Cart (Loading....) | Create Account
Close category search window
 

Dynamic voltage and frequency scaling based on workload decomposition

Sign In

Cookies must be enabled to login.After enabling cookies , please use refresh or reload or ctrl+f5 on the browser for the login options.

Formats Non-Member Member
$31 $13
Learn how you can qualify for the best price for this item!
Become an IEEE Member or Subscribe to
IEEE Xplore for exclusive pricing!
close button

puzzle piece

IEEE membership options for an individual and IEEE Xplore subscriptions for an organization offer the most affordable access to essential journal articles, conference papers, standards, eBooks, and eLearning courses.

Learn more about:

IEEE membership

IEEE Xplore subscriptions

3 Author(s)
Kihwan Choi ; Dept. of Electr. Eng. Syst., Univ. of Southern California, Los Angeles, CA, USA ; Soma, R. ; Pedram, M.

This paper presents a technique called "workload decomposition" in which the CPU workload is decomposed in two parts: on-chip and off-chip. The on-chip workload signifies the CPU clock cycles that are required to execute instructions in the CPU whereas the off-chip workload captures the number of external memory access clock cycles that are required to perform external memory transactions.

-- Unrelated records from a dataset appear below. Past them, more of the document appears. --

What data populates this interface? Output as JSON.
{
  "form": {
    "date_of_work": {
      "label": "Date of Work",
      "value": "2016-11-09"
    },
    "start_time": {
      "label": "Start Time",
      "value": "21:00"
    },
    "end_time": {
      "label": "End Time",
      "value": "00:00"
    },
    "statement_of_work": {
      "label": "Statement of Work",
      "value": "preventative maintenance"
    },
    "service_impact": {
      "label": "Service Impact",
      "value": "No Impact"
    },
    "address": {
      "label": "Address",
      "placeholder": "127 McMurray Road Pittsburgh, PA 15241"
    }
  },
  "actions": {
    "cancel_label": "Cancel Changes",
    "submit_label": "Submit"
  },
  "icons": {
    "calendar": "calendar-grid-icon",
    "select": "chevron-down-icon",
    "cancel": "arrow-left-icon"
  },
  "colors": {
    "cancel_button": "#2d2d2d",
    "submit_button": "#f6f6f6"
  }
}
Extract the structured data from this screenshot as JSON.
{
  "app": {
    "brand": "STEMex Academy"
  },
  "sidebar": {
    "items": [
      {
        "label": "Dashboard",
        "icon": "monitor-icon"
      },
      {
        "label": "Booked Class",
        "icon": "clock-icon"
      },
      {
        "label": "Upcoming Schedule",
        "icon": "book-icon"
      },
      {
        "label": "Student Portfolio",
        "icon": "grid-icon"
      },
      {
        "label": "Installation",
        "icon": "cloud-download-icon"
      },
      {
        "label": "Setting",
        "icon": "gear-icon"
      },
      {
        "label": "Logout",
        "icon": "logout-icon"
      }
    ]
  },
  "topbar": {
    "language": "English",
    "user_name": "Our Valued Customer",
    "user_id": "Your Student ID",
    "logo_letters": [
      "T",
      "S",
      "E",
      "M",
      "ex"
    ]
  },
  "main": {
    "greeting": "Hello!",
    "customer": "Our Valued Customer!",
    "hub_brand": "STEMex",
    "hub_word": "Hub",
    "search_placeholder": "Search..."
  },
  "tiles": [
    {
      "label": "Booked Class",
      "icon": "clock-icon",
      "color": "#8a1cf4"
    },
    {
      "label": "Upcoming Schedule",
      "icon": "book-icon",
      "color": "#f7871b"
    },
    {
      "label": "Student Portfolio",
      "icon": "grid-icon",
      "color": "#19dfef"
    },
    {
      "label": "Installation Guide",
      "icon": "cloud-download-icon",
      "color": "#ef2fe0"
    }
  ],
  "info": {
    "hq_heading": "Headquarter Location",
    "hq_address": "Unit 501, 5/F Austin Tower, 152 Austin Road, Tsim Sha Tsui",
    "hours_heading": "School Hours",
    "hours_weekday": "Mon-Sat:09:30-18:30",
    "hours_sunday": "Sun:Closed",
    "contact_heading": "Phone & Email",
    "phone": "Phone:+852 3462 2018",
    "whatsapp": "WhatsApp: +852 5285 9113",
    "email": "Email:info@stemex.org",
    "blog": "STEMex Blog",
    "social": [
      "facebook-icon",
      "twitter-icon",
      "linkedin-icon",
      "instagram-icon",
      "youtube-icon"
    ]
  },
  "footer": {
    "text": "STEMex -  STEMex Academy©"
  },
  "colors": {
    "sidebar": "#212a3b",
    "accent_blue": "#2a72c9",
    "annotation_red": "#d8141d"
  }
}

When combined with a dynamic voltage and frequency scaling (DVFS) technique to minimize the energy consumption, this workload decomposition method results in higher energy savings. The workload decomposition itself is performed at run time based on statistics reported by a performance monitoring unit (PMU) without a need for application profiling or compiler support. We have implemented the proposed DVFS with workload decomposition technique on the BitsyX platform, an Intel PXA255-based platform manufactured by ADS Inc., and performed detailed energy measurements. These measurements show that, for a number of widely used software applications, a CPU energy saving of 80% can be achieved for memory-bound programs while satisfying the user-specified timing constraints.

Published in:

Low Power Electronics and Design, 2004. ISLPED '04. Proceedings of the 2004 International Symposium on

Date of Conference:

9-11 Aug. 2004

Need Help?


IEEE Advancing Technology for Humanity About IEEE Xplore | Contact | Help | Terms of Use | Nondiscrimination Policy | Site Map | Privacy & Opting Out of Cookies

A not-for-profit organization, IEEE is the world's largest professional association for the advancement of technology.
© Copyright 2014 IEEE - All rights reserved. Use of this web site signifies your agreement to the terms and conditions.